Dataset rows describing interfaces
------------------------
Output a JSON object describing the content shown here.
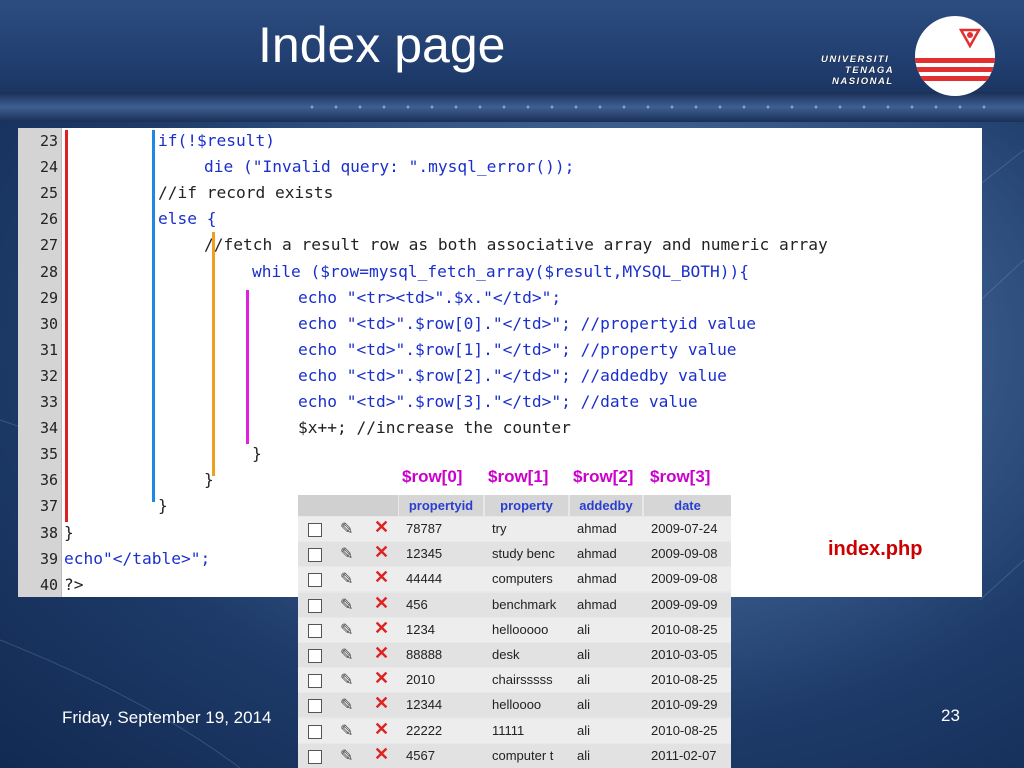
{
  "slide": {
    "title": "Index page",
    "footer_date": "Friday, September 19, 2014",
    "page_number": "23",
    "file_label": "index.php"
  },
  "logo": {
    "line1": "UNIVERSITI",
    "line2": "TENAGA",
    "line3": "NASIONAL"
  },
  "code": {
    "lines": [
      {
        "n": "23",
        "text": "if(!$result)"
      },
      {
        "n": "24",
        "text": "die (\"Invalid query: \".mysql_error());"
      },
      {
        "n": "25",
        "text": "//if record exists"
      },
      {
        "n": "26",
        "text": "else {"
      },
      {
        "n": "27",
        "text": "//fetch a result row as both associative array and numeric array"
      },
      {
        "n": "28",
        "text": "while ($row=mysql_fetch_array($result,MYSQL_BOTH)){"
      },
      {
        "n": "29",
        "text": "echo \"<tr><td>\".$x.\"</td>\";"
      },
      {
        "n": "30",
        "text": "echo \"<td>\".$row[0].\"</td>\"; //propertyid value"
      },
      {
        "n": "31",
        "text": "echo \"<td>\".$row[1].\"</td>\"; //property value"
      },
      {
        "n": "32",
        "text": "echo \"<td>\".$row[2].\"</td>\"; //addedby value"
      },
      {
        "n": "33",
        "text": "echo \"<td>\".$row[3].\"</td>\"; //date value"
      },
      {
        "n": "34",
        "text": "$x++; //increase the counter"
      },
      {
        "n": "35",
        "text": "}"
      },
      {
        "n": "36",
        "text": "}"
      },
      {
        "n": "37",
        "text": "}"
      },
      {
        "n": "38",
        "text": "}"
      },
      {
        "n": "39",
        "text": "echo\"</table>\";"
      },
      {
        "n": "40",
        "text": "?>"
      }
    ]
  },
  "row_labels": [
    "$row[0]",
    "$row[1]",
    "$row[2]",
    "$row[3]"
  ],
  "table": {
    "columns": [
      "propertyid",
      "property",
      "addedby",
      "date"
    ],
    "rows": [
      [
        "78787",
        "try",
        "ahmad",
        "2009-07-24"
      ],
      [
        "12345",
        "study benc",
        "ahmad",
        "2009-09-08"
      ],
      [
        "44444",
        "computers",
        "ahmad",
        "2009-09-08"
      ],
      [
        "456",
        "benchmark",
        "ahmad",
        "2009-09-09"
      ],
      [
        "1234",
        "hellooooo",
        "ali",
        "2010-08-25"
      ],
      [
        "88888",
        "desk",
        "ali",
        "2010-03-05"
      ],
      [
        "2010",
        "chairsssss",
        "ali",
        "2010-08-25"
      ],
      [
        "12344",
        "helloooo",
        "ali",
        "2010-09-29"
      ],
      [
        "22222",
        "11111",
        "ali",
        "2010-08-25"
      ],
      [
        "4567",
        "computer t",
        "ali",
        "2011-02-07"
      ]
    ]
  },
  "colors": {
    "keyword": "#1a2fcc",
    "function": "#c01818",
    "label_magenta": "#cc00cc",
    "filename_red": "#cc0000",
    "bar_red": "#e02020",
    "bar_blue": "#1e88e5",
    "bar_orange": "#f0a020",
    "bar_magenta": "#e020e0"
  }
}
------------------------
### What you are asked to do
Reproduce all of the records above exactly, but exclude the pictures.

### Task solution
Output a JSON object describing the content shown here.
{
  "slide": {
    "title": "Index page",
    "footer_date": "Friday, September 19, 2014",
    "page_number": "23",
    "file_label": "index.php"
  },
  "logo": {
    "line1": "UNIVERSITI",
    "line2": "TENAGA",
    "line3": "NASIONAL"
  },
  "code": {
    "lines": [
      {
        "n": "23",
        "text": "if(!$result)"
      },
      {
        "n": "24",
        "text": "die (\"Invalid query: \".mysql_error());"
      },
      {
        "n": "25",
        "text": "//if record exists"
      },
      {
        "n": "26",
        "text": "else {"
      },
      {
        "n": "27",
        "text": "//fetch a result row as both associative array and numeric array"
      },
      {
        "n": "28",
        "text": "while ($row=mysql_fetch_array($result,MYSQL_BOTH)){"
      },
      {
        "n": "29",
        "text": "echo \"<tr><td>\".$x.\"</td>\";"
      },
      {
        "n": "30",
        "text": "echo \"<td>\".$row[0].\"</td>\"; //propertyid value"
      },
      {
        "n": "31",
        "text": "echo \"<td>\".$row[1].\"</td>\"; //property value"
      },
      {
        "n": "32",
        "text": "echo \"<td>\".$row[2].\"</td>\"; //addedby value"
      },
      {
        "n": "33",
        "text": "echo \"<td>\".$row[3].\"</td>\"; //date value"
      },
      {
        "n": "34",
        "text": "$x++; //increase the counter"
      },
      {
        "n": "35",
        "text": "}"
      },
      {
        "n": "36",
        "text": "}"
      },
      {
        "n": "37",
        "text": "}"
      },
      {
        "n": "38",
        "text": "}"
      },
      {
        "n": "39",
        "text": "echo\"</table>\";"
      },
      {
        "n": "40",
        "text": "?>"
      }
    ]
  },
  "row_labels": [
    "$row[0]",
    "$row[1]",
    "$row[2]",
    "$row[3]"
  ],
  "table": {
    "columns": [
      "propertyid",
      "property",
      "addedby",
      "date"
    ],
    "rows": [
      [
        "78787",
        "try",
        "ahmad",
        "2009-07-24"
      ],
      [
        "12345",
        "study benc",
        "ahmad",
        "2009-09-08"
      ],
      [
        "44444",
        "computers",
        "ahmad",
        "2009-09-08"
      ],
      [
        "456",
        "benchmark",
        "ahmad",
        "2009-09-09"
      ],
      [
        "1234",
        "hellooooo",
        "ali",
        "2010-08-25"
      ],
      [
        "88888",
        "desk",
        "ali",
        "2010-03-05"
      ],
      [
        "2010",
        "chairsssss",
        "ali",
        "2010-08-25"
      ],
      [
        "12344",
        "helloooo",
        "ali",
        "2010-09-29"
      ],
      [
        "22222",
        "11111",
        "ali",
        "2010-08-25"
      ],
      [
        "4567",
        "computer t",
        "ali",
        "2011-02-07"
      ]
    ]
  },
  "colors": {
    "keyword": "#1a2fcc",
    "function": "#c01818",
    "label_magenta": "#cc00cc",
    "filename_red": "#cc0000",
    "bar_red": "#e02020",
    "bar_blue": "#1e88e5",
    "bar_orange": "#f0a020",
    "bar_magenta": "#e020e0"
  }
}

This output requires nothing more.